Prosecutor Christine Bustamante in Jacksonville, Fl., handled hundreds of cases that sent away black drug offenders for three times as long as whites. In 2015 and 2016 alone, among more than 100 felony drug cases, blacks received sentences that were nearly four times as long on average as those handed down to white offenders. That put her at the top of a list of Duval County prosecutors with the widest racial disparities in sentencing for felony drug crimes, found an investigation by the Sarasota Herald-Tribune and the Florida Times-Union.

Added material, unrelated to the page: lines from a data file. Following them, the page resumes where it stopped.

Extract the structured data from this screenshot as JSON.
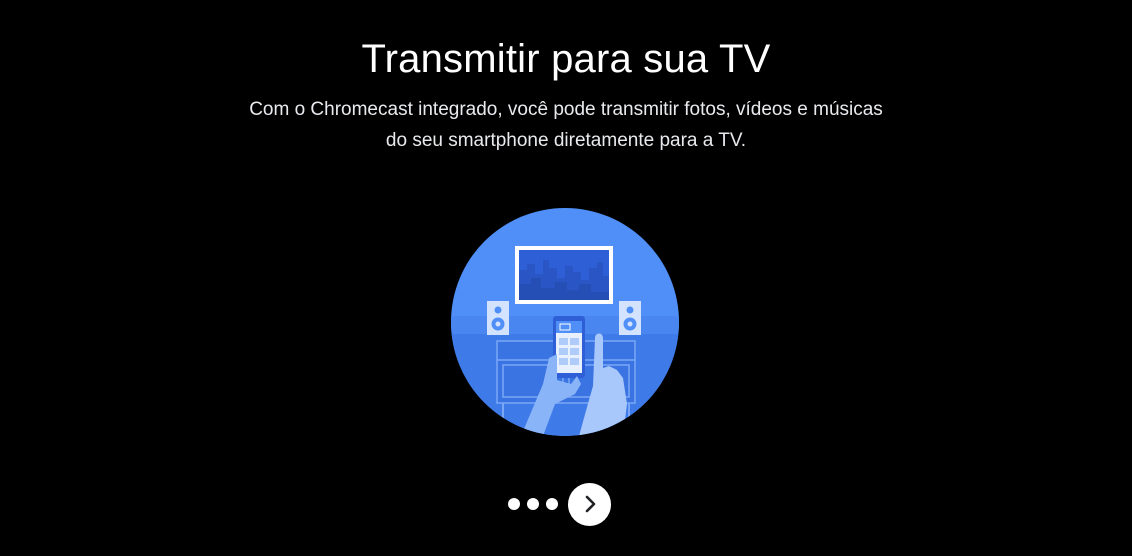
{
  "header": {
    "title": "Transmitir para sua TV",
    "description_lines": [
      "Com o Chromecast integrado, você pode transmitir fotos, vídeos e músicas",
      "do seu smartphone diretamente para a TV."
    ]
  },
  "illustration": {
    "icon": "cast-to-tv-illustration",
    "colors": {
      "circle": "#4f8ff7",
      "dark_blue": "#2f5fd6",
      "light_blue": "#8ab4f8",
      "screen_frame": "#ffffff"
    }
  },
  "pager": {
    "total_dots": 3,
    "next_icon": "chevron-right-icon"
  },
  "colors": {
    "background": "#000000",
    "text": "#ffffff",
    "button": "#ffffff",
    "button_icon": "#202124"
  }
}
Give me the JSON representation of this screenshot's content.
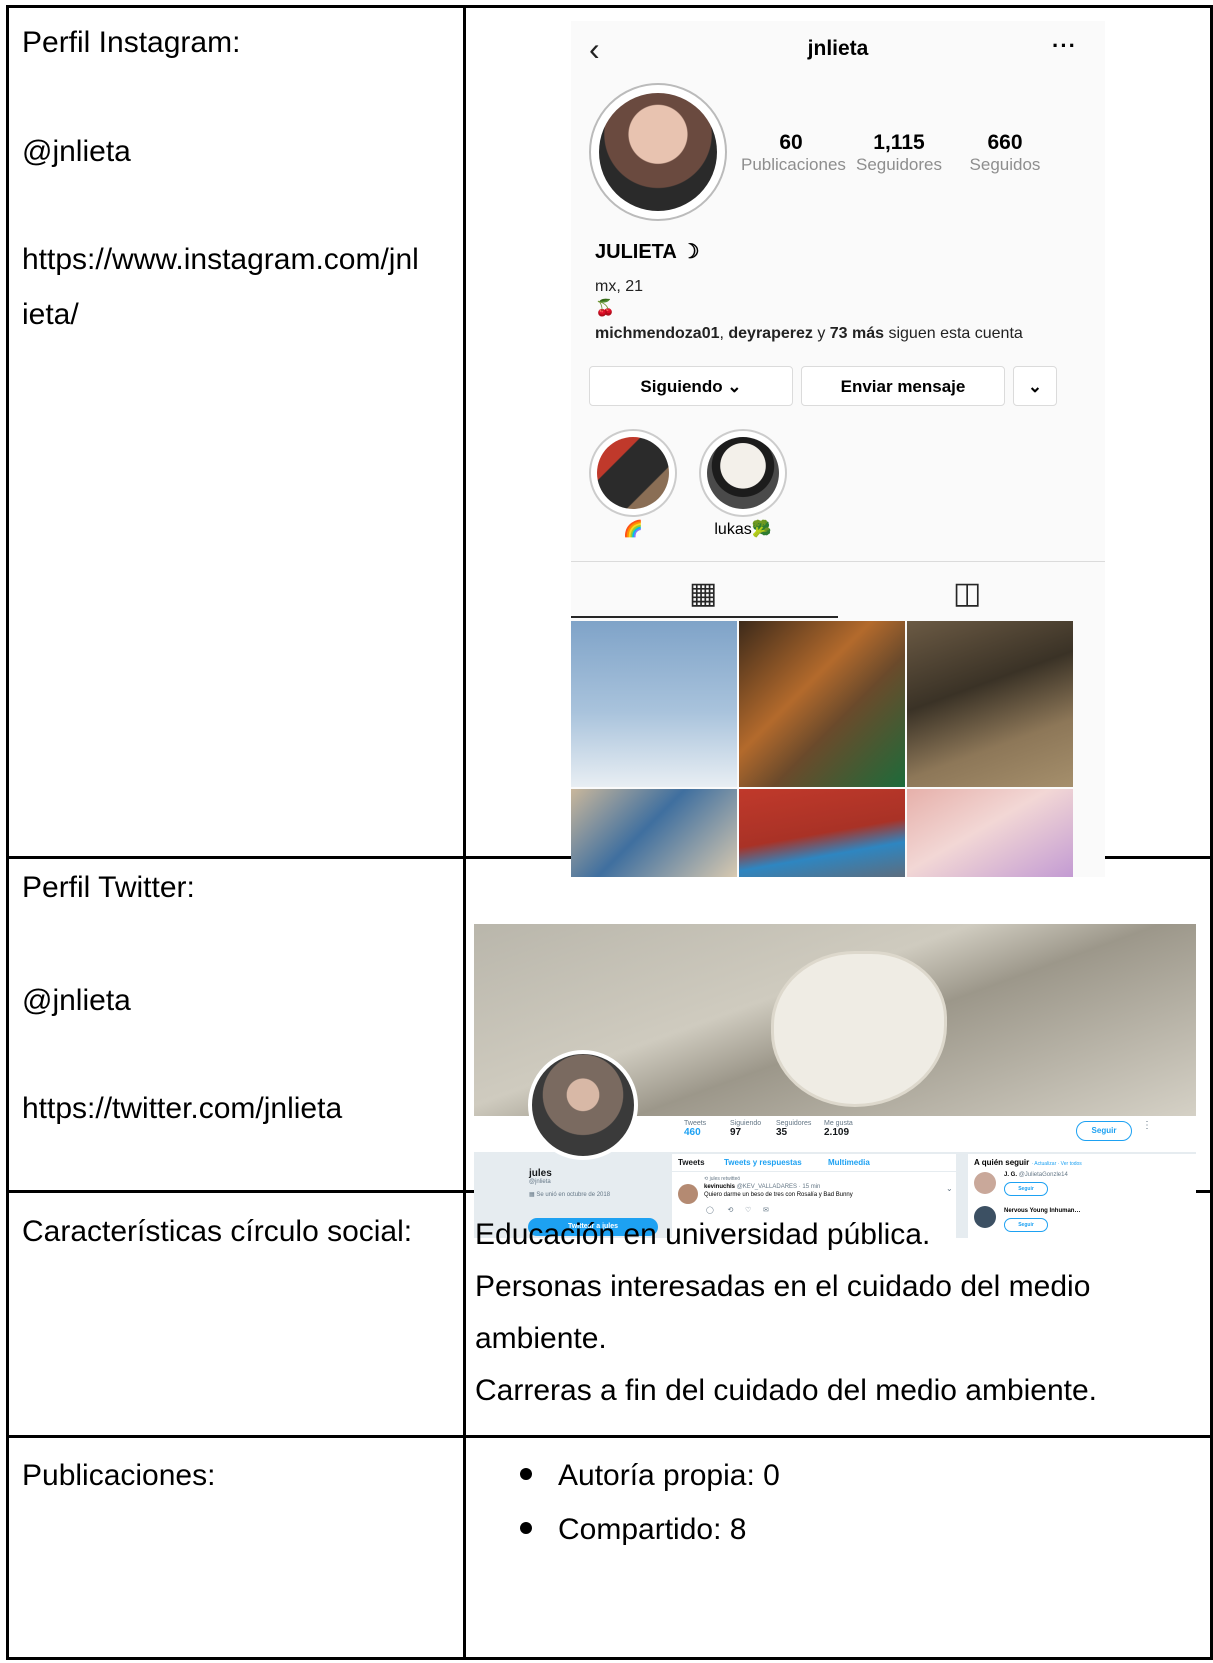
{
  "table": {
    "row1": {
      "label": "Perfil Instagram:",
      "handle": "@jnlieta",
      "url_line1": "https://www.instagram.com/jnl",
      "url_line2": "ieta/"
    },
    "row2": {
      "label": "Perfil Twitter:",
      "handle": "@jnlieta",
      "url": "https://twitter.com/jnlieta"
    },
    "row3": {
      "label": "Características círculo social:",
      "lines": [
        "Educación en universidad pública.",
        "Personas interesadas en el cuidado del medio",
        "ambiente.",
        "Carreras a fin del cuidado del medio ambiente."
      ]
    },
    "row4": {
      "label": "Publicaciones:",
      "bullets": [
        "Autoría propia: 0",
        "Compartido: 8"
      ]
    }
  },
  "instagram": {
    "username": "jnlieta",
    "back_icon": "‹",
    "more_icon": "···",
    "stats": [
      {
        "value": "60",
        "label": "Publicaciones"
      },
      {
        "value": "1,115",
        "label": "Seguidores"
      },
      {
        "value": "660",
        "label": "Seguidos"
      }
    ],
    "display_name": "JULIETA ☽",
    "bio_line1": "mx, 21",
    "bio_line2": "🍒",
    "followed_by_a": "michmendoza01",
    "followed_by_sep1": ", ",
    "followed_by_b": "deyraperez",
    "followed_by_sep2": " y ",
    "followed_by_c": "73 más",
    "followed_by_tail": " siguen esta cuenta",
    "btn_following": "Siguiendo ⌄",
    "btn_message": "Enviar mensaje",
    "btn_more": "⌄",
    "highlights": [
      "🌈",
      "lukas🥦"
    ]
  },
  "twitter": {
    "stats": [
      {
        "label": "Tweets",
        "value": "460"
      },
      {
        "label": "Siguiendo",
        "value": "97"
      },
      {
        "label": "Seguidores",
        "value": "35"
      },
      {
        "label": "Me gusta",
        "value": "2.109"
      }
    ],
    "follow_button": "Seguir",
    "name": "jules",
    "handle": "@jnlieta",
    "joined": "Se unió en octubre de 2018",
    "tweet_button": "Twittear a jules",
    "tabs": [
      "Tweets",
      "Tweets y respuestas",
      "Multimedia"
    ],
    "retweet_note": "jules retwitteó",
    "tweet_author": "kevinuchis",
    "tweet_meta": "@KEV_VALLADARES · 15 min",
    "tweet_text": "Quiero darme un beso de tres con Rosalía y Bad Bunny",
    "who_to_follow": "A quién seguir",
    "who_to_follow_links": "· Actualizar · Ver todos",
    "suggestions": [
      {
        "name": "J. G.",
        "handle": "@JulietaGonzle14",
        "button": "Seguir"
      },
      {
        "name": "Nervous Young Inhuman…",
        "handle": "",
        "button": "Seguir"
      }
    ]
  }
}
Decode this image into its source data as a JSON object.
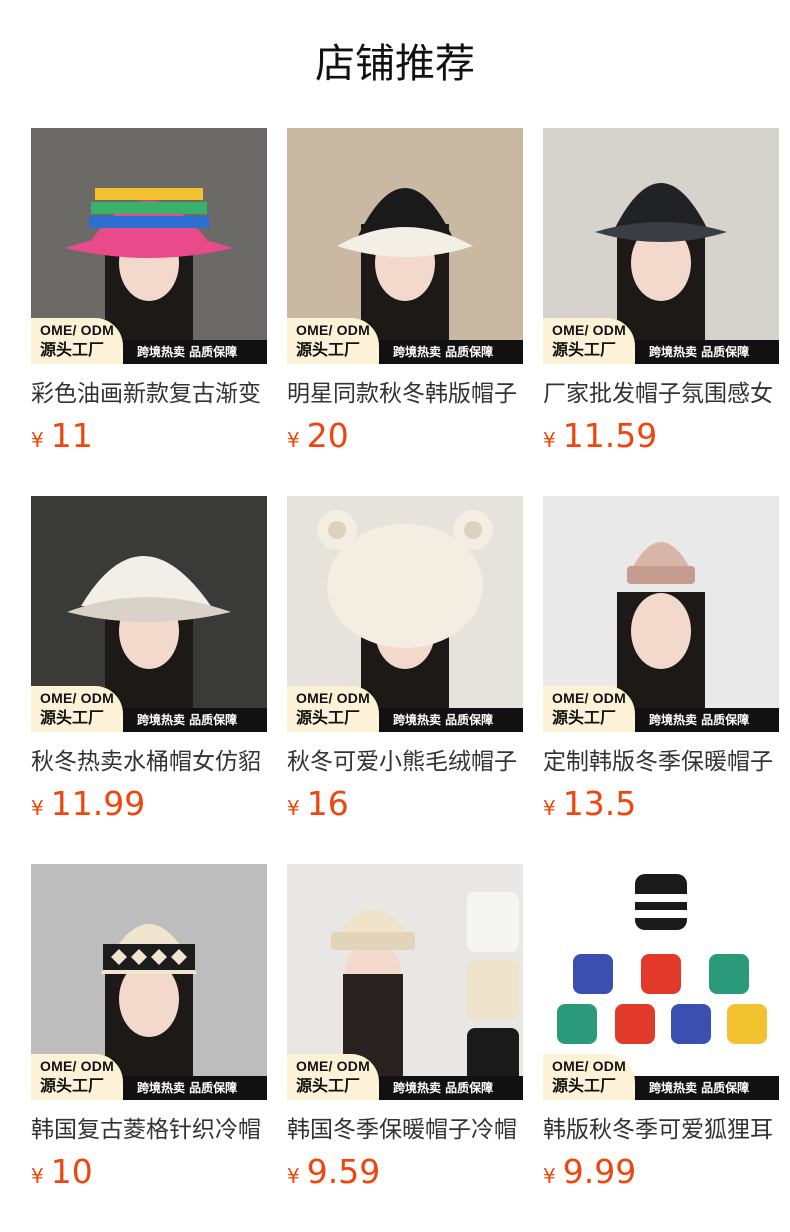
{
  "header": {
    "title": "店铺推荐"
  },
  "badge": {
    "line1": "OME/ ODM",
    "line2": "源头工厂",
    "text": "跨境热卖 品质保障"
  },
  "currency": "¥",
  "products": [
    {
      "name": "彩色油画新款复古渐变",
      "price": "11",
      "image": "rainbow-knit-bucket-hat",
      "colors": [
        "#e84a8a",
        "#f2c230",
        "#3ab06a",
        "#2c6fd1",
        "#f06a2a"
      ]
    },
    {
      "name": "明星同款秋冬韩版帽子",
      "price": "20",
      "image": "black-white-fluffy-bucket-hat",
      "colors": [
        "#1a1a1a",
        "#f4efe6"
      ]
    },
    {
      "name": "厂家批发帽子氛围感女",
      "price": "11.59",
      "image": "black-denim-bucket-hat",
      "colors": [
        "#202224",
        "#3a3d42"
      ]
    },
    {
      "name": "秋冬热卖水桶帽女仿貂",
      "price": "11.99",
      "image": "white-fur-bucket-hat",
      "colors": [
        "#f2eee8",
        "#d9d2c8"
      ]
    },
    {
      "name": "秋冬可爱小熊毛绒帽子",
      "price": "16",
      "image": "bear-ear-plush-hat",
      "colors": [
        "#f3ede2",
        "#ddd2bf"
      ]
    },
    {
      "name": "定制韩版冬季保暖帽子",
      "price": "13.5",
      "image": "pink-knit-beanie",
      "colors": [
        "#d9b5a8",
        "#c49d90"
      ]
    },
    {
      "name": "韩国复古菱格针织冷帽",
      "price": "10",
      "image": "argyle-knit-beanie",
      "colors": [
        "#f0e6cf",
        "#1c1c1c"
      ]
    },
    {
      "name": "韩国冬季保暖帽子冷帽",
      "price": "9.59",
      "image": "cream-knit-beanie",
      "colors": [
        "#efe3cc",
        "#f5f5f3",
        "#1a1a1a"
      ]
    },
    {
      "name": "韩版秋冬季可爱狐狸耳",
      "price": "9.99",
      "image": "fox-ear-striped-beanies",
      "colors": [
        "#1a1a1a",
        "#e23a2a",
        "#2a9a7a",
        "#f2c230",
        "#3a4fb0"
      ]
    }
  ]
}
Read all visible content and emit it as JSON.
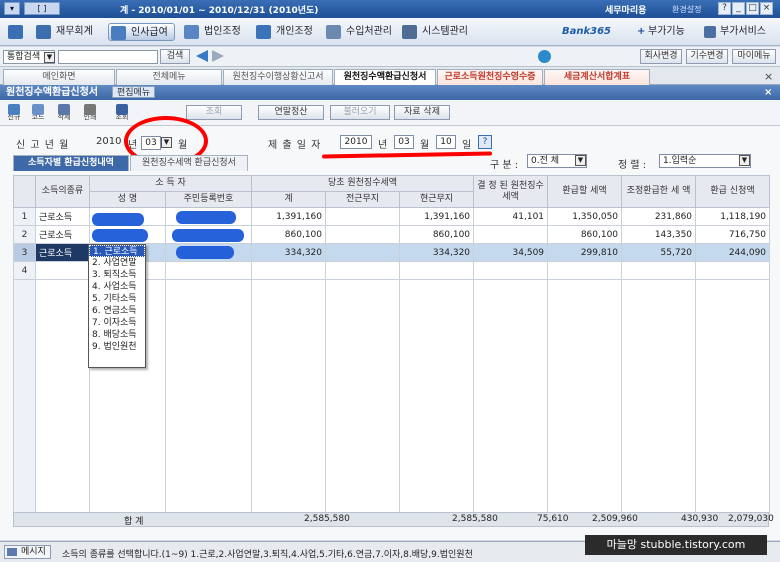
{
  "titlebar": {
    "title": "계 - 2010/01/01 ~ 2010/12/31 (2010년도)",
    "app": "세무마리용",
    "small": "환경설정",
    "left": "[  ]"
  },
  "menu": [
    {
      "label": "재무회계",
      "color": "#3d6fb0"
    },
    {
      "label": "인사급여",
      "color": "#4a7cc0"
    },
    {
      "label": "법인조정",
      "color": "#5a86c4"
    },
    {
      "label": "개인조정",
      "color": "#3b74b9"
    },
    {
      "label": "수입처관리",
      "color": "#6c8ab0"
    },
    {
      "label": "시스템관리",
      "color": "#4d6d95"
    }
  ],
  "menu_right": {
    "bank": "Bank365",
    "vat": "부가기능",
    "service": "부가서비스"
  },
  "search": {
    "combo": "통합검색",
    "button": "검색",
    "right_buttons": [
      "회사변경",
      "기수변경",
      "마이메뉴"
    ]
  },
  "tabs": [
    "메인화면",
    "전체메뉴",
    "원천징수이행상황신고서",
    "원천징수액환급신청서",
    "근로소득원천징수영수증",
    "세금계산서합계표"
  ],
  "form": {
    "title": "원천징수액환급신청서",
    "mode": "편집메뉴"
  },
  "toolbar": {
    "icons": [
      "신규",
      "코드",
      "삭제",
      "인쇄",
      "조회"
    ],
    "b1": "조회",
    "b2": "연말정산",
    "b3": "불러오기",
    "b4": "자료 삭제"
  },
  "header": {
    "report_label": "신 고 년 월",
    "year": "2010",
    "year_unit": "년",
    "month": "03",
    "month_unit": "월",
    "submit_label": "제 출 일 자",
    "submit_year": "2010",
    "submit_month": "03",
    "submit_day": "10",
    "unit_year": "년",
    "unit_month": "월",
    "unit_day": "일",
    "type_label": "구 분 :",
    "type_value": "0.전     체",
    "sort_label": "정 렬 :",
    "sort_value": "1.입력순"
  },
  "subtabs": [
    "소득자별 환급신청내역",
    "원천징수세액 환급신청서"
  ],
  "columns": {
    "kind": "소득의종류",
    "earner": "소 득 자",
    "name": "성  명",
    "rrn": "주민등록번호",
    "tax_group": "당초 원천징수세액",
    "total": "계",
    "prev_employer": "전근무지",
    "curr_employer": "현근무지",
    "decided": "결 정 된 원천징수세액",
    "refund_tax": "환급할 세액",
    "adjust": "조정환급한 세  액",
    "apply": "환급 신청액"
  },
  "rows": [
    {
      "no": "1",
      "kind": "근로소득",
      "total": "1,391,160",
      "prev": "",
      "curr": "1,391,160",
      "decided": "41,101",
      "refund": "1,350,050",
      "adjust": "231,860",
      "apply": "1,118,190"
    },
    {
      "no": "2",
      "kind": "근로소득",
      "total": "860,100",
      "prev": "",
      "curr": "860,100",
      "decided": "",
      "refund": "860,100",
      "adjust": "143,350",
      "apply": "716,750"
    },
    {
      "no": "3",
      "kind": "근로소득",
      "total": "334,320",
      "prev": "",
      "curr": "334,320",
      "decided": "34,509",
      "refund": "299,810",
      "adjust": "55,720",
      "apply": "244,090"
    },
    {
      "no": "4",
      "kind": "",
      "total": "",
      "prev": "",
      "curr": "",
      "decided": "",
      "refund": "",
      "adjust": "",
      "apply": ""
    }
  ],
  "dropdown": [
    "1. 근로소득",
    "2. 사업연말",
    "3. 퇴직소득",
    "4. 사업소득",
    "5. 기타소득",
    "6. 연금소득",
    "7. 이자소득",
    "8. 배당소득",
    "9. 법인원천"
  ],
  "totals": {
    "label": "합    계",
    "total": "2,585,580",
    "curr": "2,585,580",
    "decided": "75,610",
    "refund": "2,509,960",
    "adjust": "430,930",
    "apply": "2,079,030"
  },
  "status": {
    "label": "메시지",
    "message": "소득의 종류를 선택합니다.(1~9) 1.근로,2.사업연말,3.퇴직,4.사업,5.기타,6.연금,7.이자,8.배당,9.법인원천"
  },
  "watermark": "마늘망 stubble.tistory.com"
}
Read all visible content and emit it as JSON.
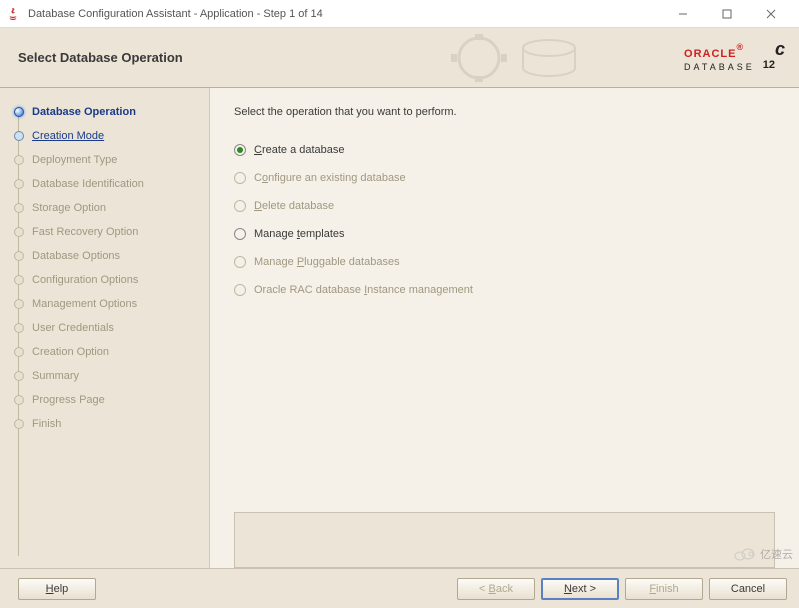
{
  "window": {
    "title": "Database Configuration Assistant - Application - Step 1 of 14"
  },
  "header": {
    "title": "Select Database Operation",
    "brand_main": "ORACLE",
    "brand_sub": "DATABASE",
    "brand_version": "12",
    "brand_version_sufx": "c"
  },
  "sidebar": {
    "items": [
      {
        "label": "Database Operation",
        "state": "current"
      },
      {
        "label": "Creation Mode",
        "state": "next"
      },
      {
        "label": "Deployment Type",
        "state": "disabled"
      },
      {
        "label": "Database Identification",
        "state": "disabled"
      },
      {
        "label": "Storage Option",
        "state": "disabled"
      },
      {
        "label": "Fast Recovery Option",
        "state": "disabled"
      },
      {
        "label": "Database Options",
        "state": "disabled"
      },
      {
        "label": "Configuration Options",
        "state": "disabled"
      },
      {
        "label": "Management Options",
        "state": "disabled"
      },
      {
        "label": "User Credentials",
        "state": "disabled"
      },
      {
        "label": "Creation Option",
        "state": "disabled"
      },
      {
        "label": "Summary",
        "state": "disabled"
      },
      {
        "label": "Progress Page",
        "state": "disabled"
      },
      {
        "label": "Finish",
        "state": "disabled"
      }
    ]
  },
  "main": {
    "instruction": "Select the operation that you want to perform.",
    "options": [
      {
        "pre": "",
        "mn": "C",
        "post": "reate a database",
        "enabled": true,
        "selected": true
      },
      {
        "pre": "C",
        "mn": "o",
        "post": "nfigure an existing database",
        "enabled": false,
        "selected": false
      },
      {
        "pre": "",
        "mn": "D",
        "post": "elete database",
        "enabled": false,
        "selected": false
      },
      {
        "pre": "Manage ",
        "mn": "t",
        "post": "emplates",
        "enabled": true,
        "selected": false
      },
      {
        "pre": "Manage ",
        "mn": "P",
        "post": "luggable databases",
        "enabled": false,
        "selected": false
      },
      {
        "pre": "Oracle RAC database ",
        "mn": "I",
        "post": "nstance management",
        "enabled": false,
        "selected": false
      }
    ]
  },
  "footer": {
    "help": "Help",
    "back": "< Back",
    "next": "Next >",
    "finish": "Finish",
    "cancel": "Cancel",
    "help_mn": "H",
    "back_mn": "B",
    "next_mn": "N",
    "finish_mn": "F"
  },
  "watermark": "亿速云"
}
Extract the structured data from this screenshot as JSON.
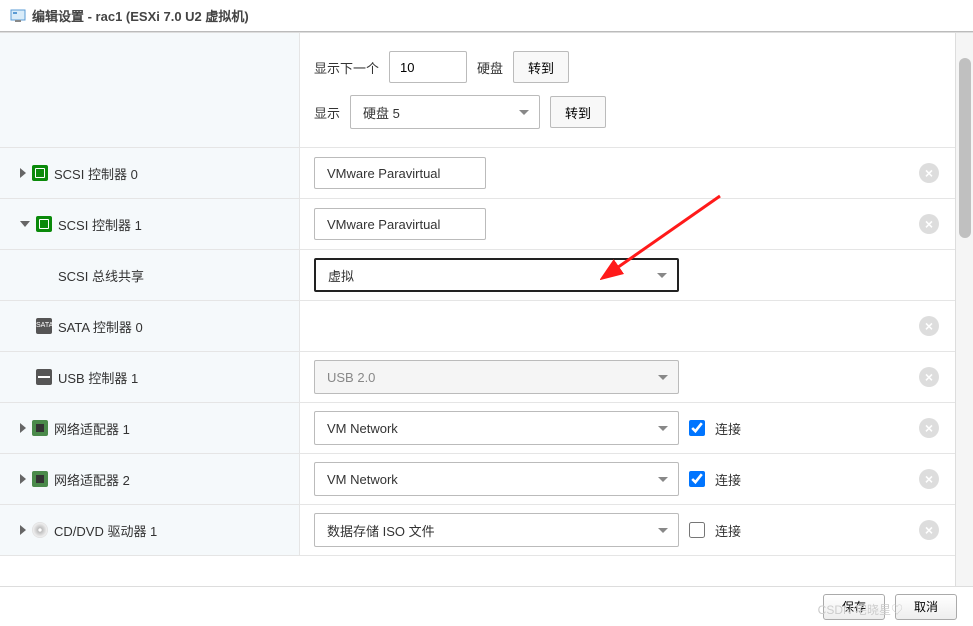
{
  "dialog": {
    "title": "编辑设置 - rac1 (ESXi 7.0 U2 虚拟机)"
  },
  "top_section": {
    "show_next_label": "显示下一个",
    "show_next_value": "10",
    "disk_label": "硬盘",
    "goto_button": "转到",
    "show_label": "显示",
    "disk_select_value": "硬盘 5"
  },
  "rows": {
    "scsi0": {
      "label": "SCSI 控制器 0",
      "value": "VMware Paravirtual"
    },
    "scsi1": {
      "label": "SCSI 控制器 1",
      "value": "VMware Paravirtual"
    },
    "scsi_bus_share": {
      "label": "SCSI 总线共享",
      "value": "虚拟"
    },
    "sata0": {
      "label": "SATA 控制器 0"
    },
    "usb1": {
      "label": "USB 控制器 1",
      "value": "USB 2.0"
    },
    "net1": {
      "label": "网络适配器 1",
      "value": "VM Network",
      "connect_label": "连接",
      "connect_checked": true
    },
    "net2": {
      "label": "网络适配器 2",
      "value": "VM Network",
      "connect_label": "连接",
      "connect_checked": true
    },
    "cddvd1": {
      "label": "CD/DVD 驱动器 1",
      "value": "数据存储 ISO 文件",
      "connect_label": "连接",
      "connect_checked": false
    }
  },
  "footer": {
    "save": "保存",
    "cancel": "取消"
  },
  "watermark": "CSDN 宅晓星♡"
}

Academics and judges argue that prosecutors are the most powerful players in the criminal justice system and most to blame for bias. The newspapers set out to measure the influence of other players in the criminal justice system on cases prosecuted by Bustamante. Those players include two powerful judges she appeared before; her former boss, Angela Corey — regarded as one of the nation’s toughest prosecutors, and the Jacksonville Sheriff’s Office, which heavily polices minority communities. Bustamante, who resigned last year, disputed the newspapers’ analysis and suggested that outside factors — especially decisions made by judges, may have affected her numbers. The question of why black and white defendants are treated differently remains, cutting to the heart of the debate over who’s responsible for racial disparities in Florida’s criminal justice system.